Schadt said that, despite expectations, the mapping of the human genome and human genetic variation has shown limited value in predicting disease. That’s because factors that affect the physiological states associated with disease include genetic perturbations, genetics and environmental forces, not genes alone, and the fundamental components are organized into a hierarchy of networks that define living systems – not linear pathways. Beyond sequencing and genotyping, he said, “We need better methods of integrating these different dimensions of data. Can we take all this information and integrate it into a model that is capable of predicting future states of the system?”
Schadt, who has degrees in math, computer science, molecular biology and biomathematics, brings together the fields of biology, mathematics and supercomputing. He describes his integrative approach as a new super high resolution microscope that, combined with the massive data generation capabilities of Pacific Bioscience’s newest sequencing technology, will allow researchers to establish cause-effect relationships for a single enzyme molecule. For example, he discovered a concentration of genes predictive for diabetes in one subnetwork in mice with Type 2 diabetes and showed that changes in that network affect other networks related to the disease.
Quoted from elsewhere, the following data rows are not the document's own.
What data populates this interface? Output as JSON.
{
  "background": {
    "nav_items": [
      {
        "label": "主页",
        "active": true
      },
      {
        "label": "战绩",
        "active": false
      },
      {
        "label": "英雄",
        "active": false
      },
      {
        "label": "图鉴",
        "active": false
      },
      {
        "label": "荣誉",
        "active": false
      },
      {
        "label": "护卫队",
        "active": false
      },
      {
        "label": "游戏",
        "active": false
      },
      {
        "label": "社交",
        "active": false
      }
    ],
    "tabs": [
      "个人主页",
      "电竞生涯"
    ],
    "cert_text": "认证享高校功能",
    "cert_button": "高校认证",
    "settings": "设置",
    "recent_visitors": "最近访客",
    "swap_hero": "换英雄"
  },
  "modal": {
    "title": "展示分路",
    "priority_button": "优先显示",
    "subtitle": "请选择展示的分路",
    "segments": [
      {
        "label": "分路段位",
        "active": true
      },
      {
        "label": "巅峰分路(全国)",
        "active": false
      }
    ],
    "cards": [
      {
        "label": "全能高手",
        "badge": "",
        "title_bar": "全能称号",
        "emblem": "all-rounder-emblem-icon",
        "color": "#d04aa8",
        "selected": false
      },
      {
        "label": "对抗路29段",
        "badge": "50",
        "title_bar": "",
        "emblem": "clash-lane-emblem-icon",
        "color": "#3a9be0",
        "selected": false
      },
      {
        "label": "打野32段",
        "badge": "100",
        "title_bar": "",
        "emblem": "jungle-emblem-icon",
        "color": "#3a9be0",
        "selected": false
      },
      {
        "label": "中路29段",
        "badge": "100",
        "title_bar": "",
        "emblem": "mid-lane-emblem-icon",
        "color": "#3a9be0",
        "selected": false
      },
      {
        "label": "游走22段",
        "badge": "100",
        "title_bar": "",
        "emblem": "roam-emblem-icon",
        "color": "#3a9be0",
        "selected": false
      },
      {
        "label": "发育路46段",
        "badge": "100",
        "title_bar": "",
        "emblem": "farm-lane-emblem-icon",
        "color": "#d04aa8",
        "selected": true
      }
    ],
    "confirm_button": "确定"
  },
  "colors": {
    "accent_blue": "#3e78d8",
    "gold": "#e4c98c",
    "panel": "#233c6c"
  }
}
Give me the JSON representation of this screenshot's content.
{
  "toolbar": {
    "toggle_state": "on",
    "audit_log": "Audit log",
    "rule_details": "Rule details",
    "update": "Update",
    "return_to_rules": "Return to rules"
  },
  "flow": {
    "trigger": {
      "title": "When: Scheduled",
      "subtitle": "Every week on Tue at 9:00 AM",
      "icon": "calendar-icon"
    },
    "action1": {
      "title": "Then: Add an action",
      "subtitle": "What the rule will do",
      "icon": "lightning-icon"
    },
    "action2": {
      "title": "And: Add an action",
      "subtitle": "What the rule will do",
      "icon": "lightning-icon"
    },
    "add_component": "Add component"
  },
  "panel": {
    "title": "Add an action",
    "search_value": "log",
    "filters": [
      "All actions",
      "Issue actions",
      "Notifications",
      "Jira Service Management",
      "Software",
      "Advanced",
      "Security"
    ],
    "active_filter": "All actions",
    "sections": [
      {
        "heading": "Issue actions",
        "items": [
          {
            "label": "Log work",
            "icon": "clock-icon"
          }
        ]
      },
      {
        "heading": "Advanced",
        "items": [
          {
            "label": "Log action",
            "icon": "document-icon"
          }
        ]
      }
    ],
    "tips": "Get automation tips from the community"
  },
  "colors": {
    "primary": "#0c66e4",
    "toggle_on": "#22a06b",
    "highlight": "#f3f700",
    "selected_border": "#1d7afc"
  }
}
The broader view is in some ways a return to the focus on physiology that was typical in medicine before molecular biology led to a focus on single genes. “Molecular biology revolutionized ability to look at individual genes and proteins, and physiology was pushed to the side,” Schadt said. “It’s largely failed because there was no way to hook up single-gene views to physiological states. Networks are intermediate between genes and physiology.”